Gardening in Nevada is always a challenge. At no time does that become more apparent than when we try to grow tomatoes.
Tomatoes require temperatures above 55 F at night but less than 85 F during the day for pollination to occur. If the nighttime temperatures drop below 55 to 60 degrees, no pollen will have developed in the blossoms that open the next morning. If daytime temperatures reach 90 F by 10 a.m., no blossoms that open that morning will set fruit. At temperatures over 104 F, even for only 4 hours, a tomato plant will go into survival mode and abort flowers and fruit. Remember the heat wave we had the last week of July? That may be why your tomato plants haven’t set any fruit.
Tomatoes are the Goldilocks of plants when it comes to nitrogen. Too much and your plant will grow beautiful dark green foliage to 5 feet in height, but not set any fruit. Too little and your plant will be spindly and unable to support a tomato crop.
For those of you lucky enough to have set fruit before the heat wave(s), here are some common tomato afflictions. These are not related to insect pests or disease, but the result of inconsistent irrigation and inadequate plant leaf cover.
Sunscald: Fruits develop yellowish or whitish patches on the side of the fruit exposed to the sun. The patches turn leathery and dry out. Fruit on the same plant that is protected from sun by shade or leaf cover is unaffected. Use row covers to provide shade for small areas. Select varieties next year noted for good leaf cover.
Green or Yellow Shoulders: Fruits develop discolored green or yellow shoulders on otherwise ripe fruits as a result of high temperatures. Similar to sunscald, these areas never ripen and are tough and inedible. Providing shade and choosing varieties for good leaf cover can help prevent the problem.
Radial Cracking: Fruits develop large cracks radiating out from the stem attachment. Cracking occurs on both red and green fruit. Prevent wide swings in moisture by providing even irrigation, and mulching to prevent evaporation of moisture from soil. Select varieties that are more crack-resistant.
Cat-facing: Tomatoes develop that are misshapen with scars and holes at the blossom end of the fruit. The cause is thought to be cold weather during blossoming and perhaps high levels of nitrogen. Avoid setting out transplants too early, and avoid over-fertilizing.
Blossom End Rot: The blossom end of the fruit fails to develop normally, turning black to dark brown. Blossom end rot is usually due to fluctuations in temperature and irrigation. Even though our soils contain plenty of calcium, inconsistent irrigation prevents its transport up to the fruit causing a calcium deficiency.
We’d all like our tomatoes to be pretty and tasty. For all of the tomato problems mentioned, except blossom end rot, the unaffected portion of the fruit remains edible.

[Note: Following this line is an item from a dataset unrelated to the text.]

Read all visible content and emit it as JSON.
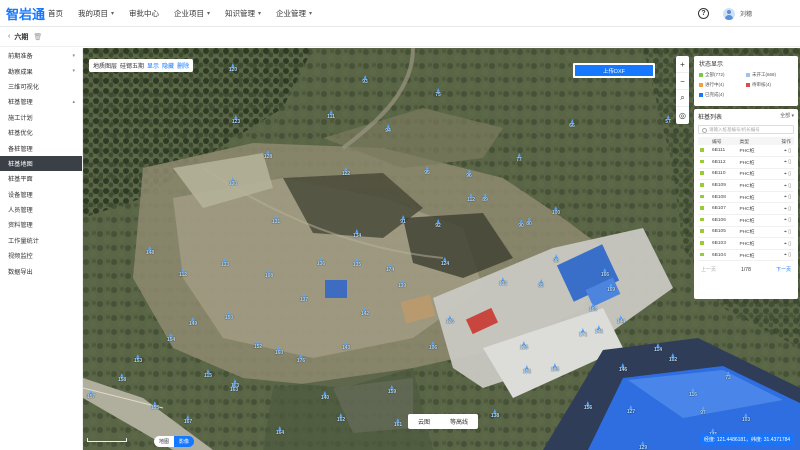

Melody Hefner is the Urban IPM and Pesticide Safety Education Program Assistant for the University of Nevada Cooperative Extension. Have a gardening question? Contact a Master Gardener at 775-336-0265 or firstname.lastname@example.org, or visit www.growyourownnevada.com.